EXERCISE BRIEF: Take the entries below and print all of them exactly, please.

[Dataset entries]
▬▬▬

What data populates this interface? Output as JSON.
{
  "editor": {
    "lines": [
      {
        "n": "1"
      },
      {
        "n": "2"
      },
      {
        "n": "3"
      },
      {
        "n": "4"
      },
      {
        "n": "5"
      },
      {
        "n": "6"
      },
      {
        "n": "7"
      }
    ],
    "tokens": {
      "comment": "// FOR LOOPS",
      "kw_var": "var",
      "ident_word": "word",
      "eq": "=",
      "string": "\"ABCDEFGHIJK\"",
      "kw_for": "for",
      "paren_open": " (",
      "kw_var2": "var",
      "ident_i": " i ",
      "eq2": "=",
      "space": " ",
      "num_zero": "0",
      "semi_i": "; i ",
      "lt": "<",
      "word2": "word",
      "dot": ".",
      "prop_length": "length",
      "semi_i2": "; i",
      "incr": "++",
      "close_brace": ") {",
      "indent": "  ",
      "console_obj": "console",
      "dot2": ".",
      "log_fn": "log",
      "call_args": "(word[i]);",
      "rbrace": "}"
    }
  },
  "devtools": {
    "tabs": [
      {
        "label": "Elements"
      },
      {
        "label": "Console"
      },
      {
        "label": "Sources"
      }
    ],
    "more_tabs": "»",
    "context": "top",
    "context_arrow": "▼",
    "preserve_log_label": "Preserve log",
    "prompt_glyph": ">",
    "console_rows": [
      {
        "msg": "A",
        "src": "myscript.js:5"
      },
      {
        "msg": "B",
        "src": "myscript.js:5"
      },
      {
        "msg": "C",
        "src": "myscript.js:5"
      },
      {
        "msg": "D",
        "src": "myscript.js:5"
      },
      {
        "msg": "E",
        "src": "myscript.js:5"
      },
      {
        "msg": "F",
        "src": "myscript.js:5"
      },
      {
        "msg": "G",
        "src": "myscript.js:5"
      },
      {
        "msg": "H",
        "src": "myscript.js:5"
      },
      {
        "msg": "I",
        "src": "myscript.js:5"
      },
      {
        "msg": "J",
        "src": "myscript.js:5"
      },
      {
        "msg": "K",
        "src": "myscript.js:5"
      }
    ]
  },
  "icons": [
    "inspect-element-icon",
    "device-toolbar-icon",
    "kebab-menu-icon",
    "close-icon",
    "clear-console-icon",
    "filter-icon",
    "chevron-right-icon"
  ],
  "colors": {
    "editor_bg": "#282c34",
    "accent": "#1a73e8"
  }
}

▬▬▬

ANSWER TO THIS TASK:
What data populates this interface? Output as JSON.
{
  "editor": {
    "lines": [
      {
        "n": "1"
      },
      {
        "n": "2"
      },
      {
        "n": "3"
      },
      {
        "n": "4"
      },
      {
        "n": "5"
      },
      {
        "n": "6"
      },
      {
        "n": "7"
      }
    ],
    "tokens": {
      "comment": "// FOR LOOPS",
      "kw_var": "var",
      "ident_word": "word",
      "eq": "=",
      "string": "\"ABCDEFGHIJK\"",
      "kw_for": "for",
      "paren_open": " (",
      "kw_var2": "var",
      "ident_i": " i ",
      "eq2": "=",
      "space": " ",
      "num_zero": "0",
      "semi_i": "; i ",
      "lt": "<",
      "word2": "word",
      "dot": ".",
      "prop_length": "length",
      "semi_i2": "; i",
      "incr": "++",
      "close_brace": ") {",
      "indent": "  ",
      "console_obj": "console",
      "dot2": ".",
      "log_fn": "log",
      "call_args": "(word[i]);",
      "rbrace": "}"
    }
  },
  "devtools": {
    "tabs": [
      {
        "label": "Elements"
      },
      {
        "label": "Console"
      },
      {
        "label": "Sources"
      }
    ],
    "more_tabs": "»",
    "context": "top",
    "context_arrow": "▼",
    "preserve_log_label": "Preserve log",
    "prompt_glyph": ">",
    "console_rows": [
      {
        "msg": "A",
        "src": "myscript.js:5"
      },
      {
        "msg": "B",
        "src": "myscript.js:5"
      },
      {
        "msg": "C",
        "src": "myscript.js:5"
      },
      {
        "msg": "D",
        "src": "myscript.js:5"
      },
      {
        "msg": "E",
        "src": "myscript.js:5"
      },
      {
        "msg": "F",
        "src": "myscript.js:5"
      },
      {
        "msg": "G",
        "src": "myscript.js:5"
      },
      {
        "msg": "H",
        "src": "myscript.js:5"
      },
      {
        "msg": "I",
        "src": "myscript.js:5"
      },
      {
        "msg": "J",
        "src": "myscript.js:5"
      },
      {
        "msg": "K",
        "src": "myscript.js:5"
      }
    ]
  },
  "icons": [
    "inspect-element-icon",
    "device-toolbar-icon",
    "kebab-menu-icon",
    "close-icon",
    "clear-console-icon",
    "filter-icon",
    "chevron-right-icon"
  ],
  "colors": {
    "editor_bg": "#282c34",
    "accent": "#1a73e8"
  }
}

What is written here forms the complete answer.